To register for this session, or for more information, please click here.
Today, the two-year tick size pilot program, which was proposed by the national securities exchanges and FINRA in June 2014 and approved by the SEC in May 2015, officially commenced. The pilot program is a data-driven test to evaluate whether or not widening the minimum quoting and trading increments (“tick sizes”) for stocks of smaller capitalization companies would impact the trading, liquidity and market quality of those stocks. The SEC modified several provisions of the pilot program initially proposed by the national securities exchanges and FINRA. A variety of data generated during the tick size pilot will be released publicly on an aggregated basis to assist in analyzing the impact of wider tick sizes on smaller capitalization stocks. In addition, the national securities exchanges and FINRA must submit their initial assessments of the pilot program’s impact by April 1, 2018 based on data generated during the first 12 months of the pilot program’s operation.

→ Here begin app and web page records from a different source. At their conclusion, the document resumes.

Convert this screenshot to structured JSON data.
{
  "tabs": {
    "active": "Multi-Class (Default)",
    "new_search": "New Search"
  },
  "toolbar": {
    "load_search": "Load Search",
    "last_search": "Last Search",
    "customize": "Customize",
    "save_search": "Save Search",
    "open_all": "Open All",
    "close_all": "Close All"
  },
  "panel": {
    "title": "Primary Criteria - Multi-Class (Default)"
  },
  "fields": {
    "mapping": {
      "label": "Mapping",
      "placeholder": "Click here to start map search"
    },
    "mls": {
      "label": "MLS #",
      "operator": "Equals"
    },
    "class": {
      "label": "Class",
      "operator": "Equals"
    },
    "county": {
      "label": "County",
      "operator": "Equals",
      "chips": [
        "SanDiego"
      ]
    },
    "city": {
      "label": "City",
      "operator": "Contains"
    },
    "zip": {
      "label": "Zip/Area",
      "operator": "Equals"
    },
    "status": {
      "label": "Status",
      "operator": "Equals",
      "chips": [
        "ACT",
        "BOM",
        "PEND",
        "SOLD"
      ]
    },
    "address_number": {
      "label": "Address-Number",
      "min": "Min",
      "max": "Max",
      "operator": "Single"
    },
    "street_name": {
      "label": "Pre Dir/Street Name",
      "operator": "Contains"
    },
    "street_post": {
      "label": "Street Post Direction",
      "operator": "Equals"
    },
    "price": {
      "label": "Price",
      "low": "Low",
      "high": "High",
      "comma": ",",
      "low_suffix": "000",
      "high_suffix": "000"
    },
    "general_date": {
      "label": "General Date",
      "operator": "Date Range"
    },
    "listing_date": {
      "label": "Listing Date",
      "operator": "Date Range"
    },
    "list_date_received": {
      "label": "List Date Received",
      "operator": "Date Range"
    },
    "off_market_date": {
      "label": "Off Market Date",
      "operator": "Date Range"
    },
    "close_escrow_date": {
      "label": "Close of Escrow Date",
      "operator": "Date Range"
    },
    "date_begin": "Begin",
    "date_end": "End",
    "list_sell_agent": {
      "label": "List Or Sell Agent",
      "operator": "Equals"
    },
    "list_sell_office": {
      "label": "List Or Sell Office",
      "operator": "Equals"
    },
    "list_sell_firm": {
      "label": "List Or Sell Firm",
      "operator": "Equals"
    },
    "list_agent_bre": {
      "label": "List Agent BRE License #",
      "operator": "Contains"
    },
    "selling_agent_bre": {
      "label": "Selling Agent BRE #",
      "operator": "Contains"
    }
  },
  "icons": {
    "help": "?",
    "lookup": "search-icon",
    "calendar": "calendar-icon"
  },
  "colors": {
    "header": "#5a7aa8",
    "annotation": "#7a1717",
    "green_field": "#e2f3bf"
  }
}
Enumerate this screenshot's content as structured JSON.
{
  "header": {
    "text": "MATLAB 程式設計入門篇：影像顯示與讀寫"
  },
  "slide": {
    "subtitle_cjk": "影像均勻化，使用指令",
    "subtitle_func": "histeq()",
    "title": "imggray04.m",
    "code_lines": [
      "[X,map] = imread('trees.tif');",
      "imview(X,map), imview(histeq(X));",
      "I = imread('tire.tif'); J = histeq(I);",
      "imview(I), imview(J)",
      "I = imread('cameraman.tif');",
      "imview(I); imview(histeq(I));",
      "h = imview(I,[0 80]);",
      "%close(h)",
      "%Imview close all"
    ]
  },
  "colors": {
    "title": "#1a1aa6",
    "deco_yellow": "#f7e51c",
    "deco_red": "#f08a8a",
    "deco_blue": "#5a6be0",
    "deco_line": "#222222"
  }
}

The pilot program includes stocks of companies with $3 billion or less in market capitalization, an average daily trading volume of one million shares or less, and a volume weighted average price of at least $2.00 for every trading day. The pilot program consists of a control group of approximately 1,400 securities and three test groups with 400 securities each, selected through stratified sampling. For the duration of the pilot program: (i) the control group will be quoted at the current tick size increment of $0.01 per share and will trade at the currently permitted increments; (ii) the first test group will be quoted in $0.05 minimum increments but will continue to trade at any price increment that is currently permitted; (iii) the second test group will be quoted in $0.05 minimum increments and will trade at $0.05 minimum increments subject to a midpoint exception, a retail investor exception, and a negotiated trade exception; and (iv) the third test group will be subject to the same terms as the second test group and also will be subject to the “trade-at” requirement to prevent price matching by a person not displaying at a price of a trading center’s best “protected” bid or offer, unless an enumerated exception applies. In addition to the exceptions provided under the second test group, an exception for block size orders and exceptions similar to those under Rule 611 of Regulation NMS will apply.
The Securities and Exchange Commission has published the agenda for the October 5 meeting of the Advisory Committee on Small and Emerging Companies.
The Advisory Committee plans to discuss and cover Regulation S-K disclosure requirements, research on corporate board diversity and outreach relating to capital raising for smaller companies.
In addition, the Division of Trading and Markets will provide updates on equity capital market structure initiatives, a tick-size pilot, and the treatment of “finders”.
The meeting begins at 9:30am and will be live streamed via the SEC’s website.